Uncertainty is one of those things that ranks right up there with breathing as a constant in modern life. There are so many things you don't know, so many things you can't predict. For me, it is the pointed use of words like this by the nation's punditocracy to describe the mood of mainstream America about the candidacy of Barack Obama that exposes the fallacy of the country's moral supremacy.
This is the same word, uncertainty - this not having sure knowledge - that predicates the conditions upon which wars are waged, especially when little or no effort is made to analyze the facts of a dispute in a search for the truth.
Foreign terrorists do not pose a fraction of the risks to our society that our own home grown ones do. And yet we will demonize entire nations of people we are uncertain about, even as we allow our own citizen terrorists to wreak havoc on an American native son.
These are the enemies America should be routing out with a vengeance; these are the people we should be unfurling wrath of biblical proportions against; that we should have an unrelenting fervor to forever eradicate from the face of the earth.

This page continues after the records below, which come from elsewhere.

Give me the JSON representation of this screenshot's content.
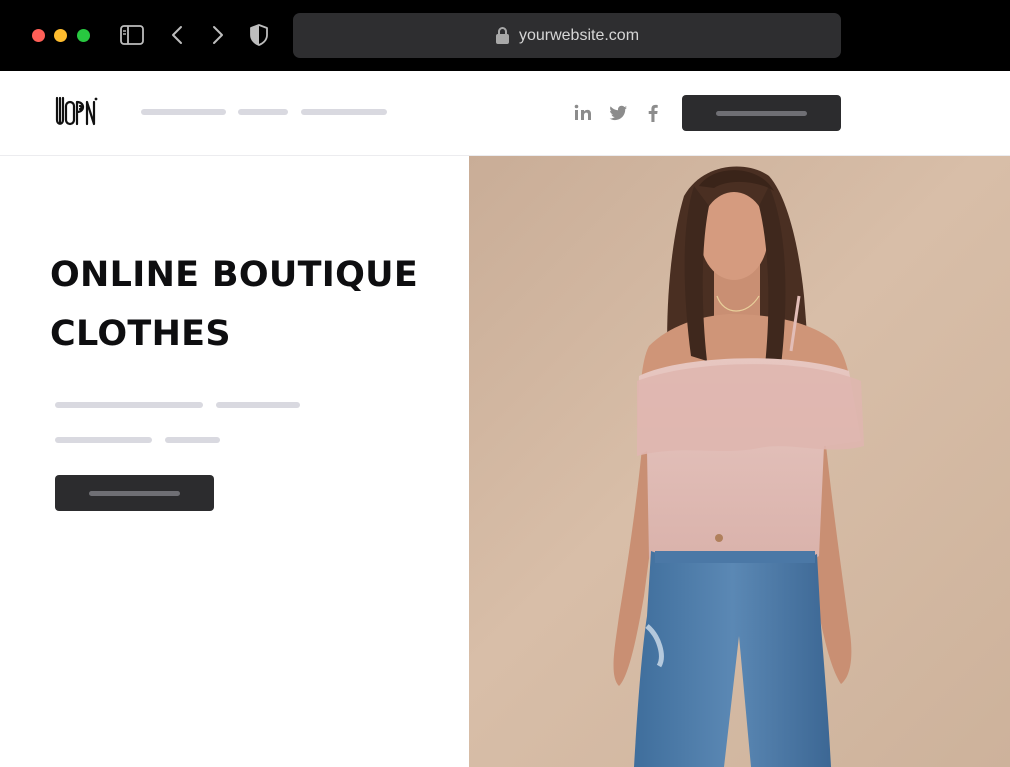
{
  "browser": {
    "url": "yourwebsite.com",
    "traffic_lights": [
      "#ff5f57",
      "#febc2e",
      "#28c840"
    ],
    "icons": [
      "sidebar-icon",
      "back-icon",
      "forward-icon",
      "shield-icon",
      "lock-icon"
    ]
  },
  "header": {
    "logo_text": "LOGO",
    "social_icons": [
      "linkedin-icon",
      "twitter-icon",
      "facebook-icon"
    ]
  },
  "hero": {
    "title_line1": "ONLINE BOUTIQUE",
    "title_line2": "CLOTHES"
  },
  "colors": {
    "chrome": "#000000",
    "url_bar": "#2e2e30",
    "button": "#2c2c2e",
    "placeholder": "#d9d9e0",
    "title": "#0e0e10",
    "photo_bg": "#d2b8a2"
  }
}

Turbans do not strike fear in my heart - I am most afraid of those among us whose minds are turbanned, whose fanatical, traitorous hearts dare to surge with rage against me - because if a man who calls himself my countryman is willing to plot to kill Barack Obama because of the color of his skin, then he is willing to kill me.

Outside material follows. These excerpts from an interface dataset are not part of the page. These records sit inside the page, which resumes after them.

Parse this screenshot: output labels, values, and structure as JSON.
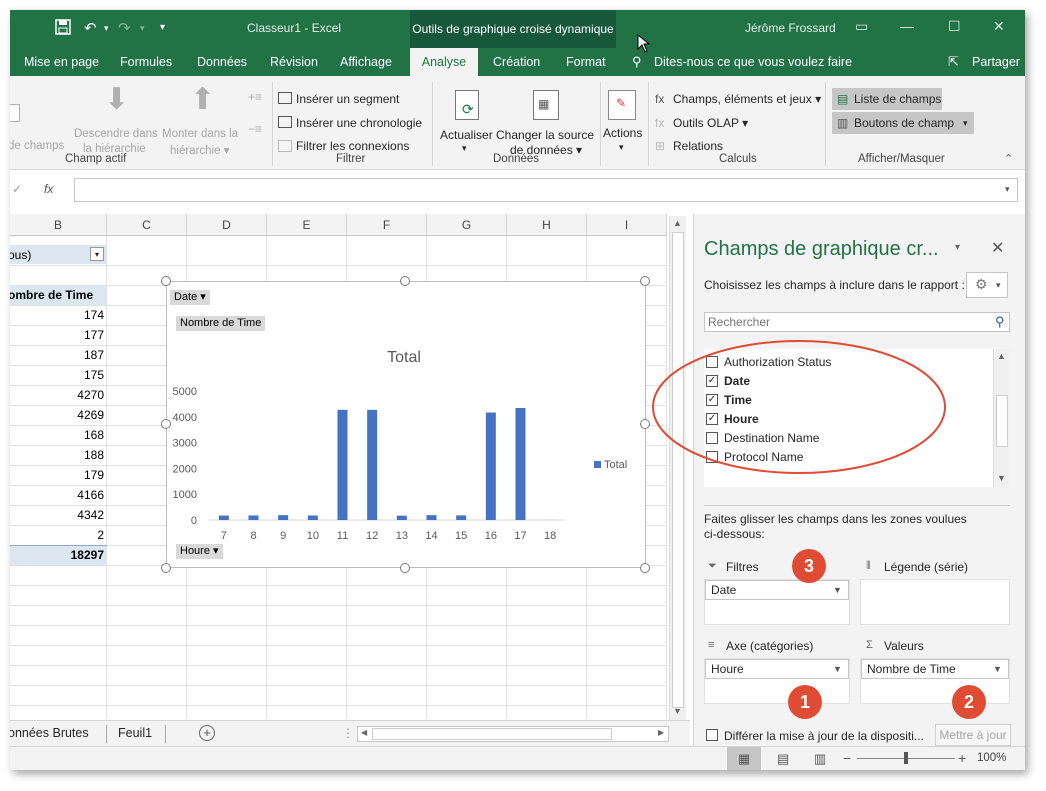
{
  "titlebar": {
    "doc_title": "Classeur1  -  Excel",
    "context_tab": "Outils de graphique croisé dynamique",
    "user": "Jérôme Frossard"
  },
  "tabs": [
    "Mise en page",
    "Formules",
    "Données",
    "Révision",
    "Affichage",
    "Analyse",
    "Création",
    "Format"
  ],
  "tell_me": "Dites-nous ce que vous voulez faire",
  "share": "Partager",
  "ribbon": {
    "active_field": {
      "partial": "de champs",
      "drill_down": "Descendre dans",
      "drill_down2": "la hiérarchie",
      "drill_up": "Monter dans la",
      "drill_up2": "hiérarchie ▾",
      "group": "Champ actif"
    },
    "filter": {
      "slicer": "Insérer un segment",
      "timeline": "Insérer une chronologie",
      "connections": "Filtrer les connexions",
      "group": "Filtrer"
    },
    "data": {
      "refresh": "Actualiser",
      "refresh_arrow": "▾",
      "change": "Changer la source",
      "change2": "de données ▾",
      "group": "Données"
    },
    "actions": {
      "label": "Actions",
      "arrow": "▾"
    },
    "calc": {
      "fields": "Champs, éléments et jeux ▾",
      "olap": "Outils OLAP ▾",
      "relations": "Relations",
      "group": "Calculs"
    },
    "show": {
      "field_list": "Liste de champs",
      "field_buttons": "Boutons de champ",
      "group": "Afficher/Masquer"
    }
  },
  "formula": {
    "fx": "fx"
  },
  "columns": [
    "B",
    "C",
    "D",
    "E",
    "F",
    "G",
    "H",
    "I"
  ],
  "cells": {
    "filter_cell": "ous)",
    "header": "ombre de Time",
    "values": [
      "174",
      "177",
      "187",
      "175",
      "4270",
      "4269",
      "168",
      "188",
      "179",
      "4166",
      "4342",
      "2"
    ],
    "total": "18297"
  },
  "chart": {
    "date_btn": "Date ▾",
    "value_btn": "Nombre de Time",
    "houre_btn": "Houre ▾",
    "legend": "Total"
  },
  "chart_data": {
    "type": "bar",
    "title": "Total",
    "categories": [
      "7",
      "8",
      "9",
      "10",
      "11",
      "12",
      "13",
      "14",
      "15",
      "16",
      "17",
      "18"
    ],
    "series": [
      {
        "name": "Total",
        "values": [
          174,
          177,
          187,
          175,
          4270,
          4269,
          168,
          188,
          179,
          4166,
          4342,
          2
        ]
      }
    ],
    "yticks": [
      "0",
      "1000",
      "2000",
      "3000",
      "4000",
      "5000"
    ],
    "ylim": [
      0,
      5000
    ],
    "color": "#4472c4",
    "legend": "right"
  },
  "sheets": [
    "onnées Brutes",
    "Feuil1"
  ],
  "pane": {
    "title": "Champs de graphique cr...",
    "choose": "Choisissez les champs à inclure dans le rapport :",
    "search_placeholder": "Rechercher",
    "fields": [
      {
        "label": "Authorization Status",
        "checked": false
      },
      {
        "label": "Date",
        "checked": true
      },
      {
        "label": "Time",
        "checked": true
      },
      {
        "label": "Houre",
        "checked": true
      },
      {
        "label": "Destination Name",
        "checked": false
      },
      {
        "label": "Protocol Name",
        "checked": false
      }
    ],
    "drag_hint": "Faites glisser les champs dans les zones voulues ci-dessous:",
    "filters_label": "Filtres",
    "legend_label": "Légende (série)",
    "axis_label": "Axe (catégories)",
    "values_label": "Valeurs",
    "filters_value": "Date",
    "axis_value": "Houre",
    "values_value": "Nombre de Time",
    "defer": "Différer la mise à jour de la dispositi...",
    "update": "Mettre à jour"
  },
  "badges": [
    "1",
    "2",
    "3"
  ],
  "status": {
    "zoom": "100%"
  },
  "accent": "#217346",
  "annotation_color": "#e04b33"
}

To willing accept this type of ignorance among us, to turn a blind eye to this scourge, is worse than if you join hands with these homegrown terrorists, more abominable than if you financed the purchase of their assualt rifles, more repulsive than if you helped them lay out their plan of attack. It is this studied silence in the presence of these stateside fanatics that erodes the trust between races here in America, a silence so loud that I can feel it throbbing in my eardrums as I even as I write these words.
Of this, I am certain.